"If we have democracy and if Saddam is overthrown, why should we need guns?" reasoned Ahmed. "There will be more jobs, civilian jobs for us."

Weapons have long played a pivotal role in the history and culture of the enclave under the control of ethnic Iraqi Kurds, a slice of land the size of Vermont with a population of 3.7 million.

Invasions, revolts against foreign and domestic rulers, ethnic and religious strife and political oppression have roiled the region for centuries, giving guns an important place in Kurdish society, especially as a means of settling feuds in the deeply rooted tribal system.

Well-oiled bolt-action rifles dating to the end of Ottoman rule in 1918 can still be found for sale, as can Turkish, British, German and Soviet weapons left over from World War II.

The region is flush with modern small arms bought on the international black market, captured from Saddam's forces or supplied by the United States, Turkey, Iran or other foreign patrons of the Kurds' periodic uprisings against Baghdad.

An antique shop in the city of Sulaimaniyah sells several Israeli-made Uzi submachine guns, apparent remnants of the arms that Israel supplied to a failed Kurdish revolt against Saddam in the 1970s.

The Patriotic Union of Kurdistan and the Kurdistan Democratic Party, which run quasi-democratic halves of the enclave, have taken some steps to get weapons off the streets. But both have large militias and allow even the smallest political parties to maintain armed squads.

The KDP opened the Erbil arms market in 1997 in a bid to reduce the number of guns in the city. In theory, anyone can sell a weapon to a dealer there, but only KDP fighters or people with KDP-issued permits can buy them.

The buyers' names and the weapons' serial numbers are recorded in a book.

"Only two people have sold weapons today," Juma Muhsin Hussein, the bazaar's KDP-appointed manager, said recently, pointing to entries in his log.

In practice, however, the system appears leaky. While a foreigner was touring the bazaar, a dealer was quietly tempting the visitor's driver with an automatic pistol.

Juma also said that only pistols, rifles and ammunition could be sold. But several of the grimy cinderblock stalls featured rocket-propelled grenades and hand grenades among the used guns and ammunition from Iran, the United States, Austria, the Czech Republic and Germany.

Kalashnikovs sell for about $120. Pistols are more expensive, because they're more convenient to carry. An Iraqi-made 9 mm Tariq pistol costs nearly $250, and an Italian-made 9 mm Baretta goes for $850.

The huge numbers of weapons in Kurdistan and elsewhere in Iraq could pose a problem for U.S. occupation troops, especially if Saddam's departure takes the lid off ethnic and religious tensions.

The problem could be compounded if hundreds of thousands of Iraqi soldiers throw away their weapons and surrender to invading American forces.

That possibility is a major reason that business at the Erbil arms bazaar has been so poor, weapons dealers said.
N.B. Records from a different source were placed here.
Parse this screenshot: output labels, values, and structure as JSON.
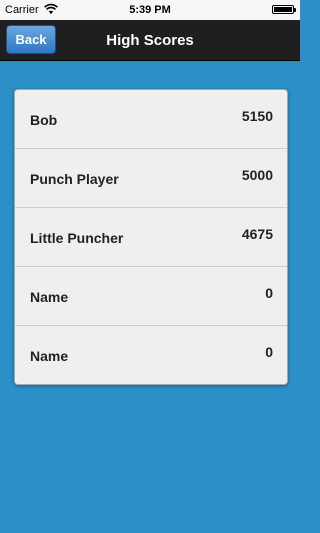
{
  "status_bar": {
    "carrier": "Carrier",
    "time": "5:39 PM",
    "wifi_icon": "wifi-icon",
    "battery_icon": "battery-icon"
  },
  "nav": {
    "back_label": "Back",
    "title": "High Scores"
  },
  "scores": [
    {
      "name": "Bob",
      "score": "5150"
    },
    {
      "name": "Punch Player",
      "score": "5000"
    },
    {
      "name": "Little Puncher",
      "score": "4675"
    },
    {
      "name": "Name",
      "score": "0"
    },
    {
      "name": "Name",
      "score": "0"
    }
  ],
  "colors": {
    "background": "#2c8fc8",
    "nav_bar": "#1f1f1f",
    "back_button": "#3f86cf",
    "card": "#efefef"
  }
}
According to the prevailing logic, the potential deluge of arms will severely depress prices, making guns affordable to just about anyone.
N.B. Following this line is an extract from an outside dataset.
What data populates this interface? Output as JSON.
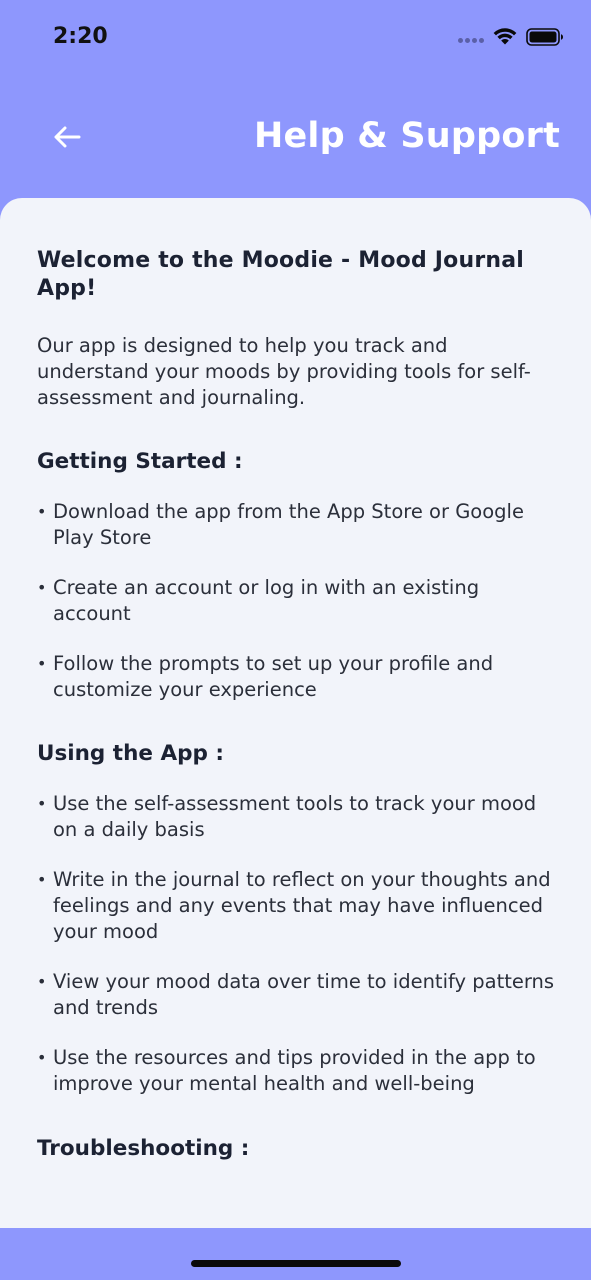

If U.S. forces are unable to prevent political, religious and ethnic turmoil, weapons sales will skyrocket. But if they can help bring stability to a land that has rarely known it, there will be little use for weapons, no matter what the price.

Some people question whether the leaders of Iraq's Sunni and Shiite Arabs, Kurds and other minorities can achieve their professed goal of building a democratic federation.

"Solving tribal or social problems with guns will not be ended by the coming of the Americans," said Rebin Hardi, a commentator on social and cultural affairs.


(c) 2003, Knight Ridder/Tribune Information Services.

PHOTOS (from KRT Photo Service, 202-383-6099): Iraq+armsbazaar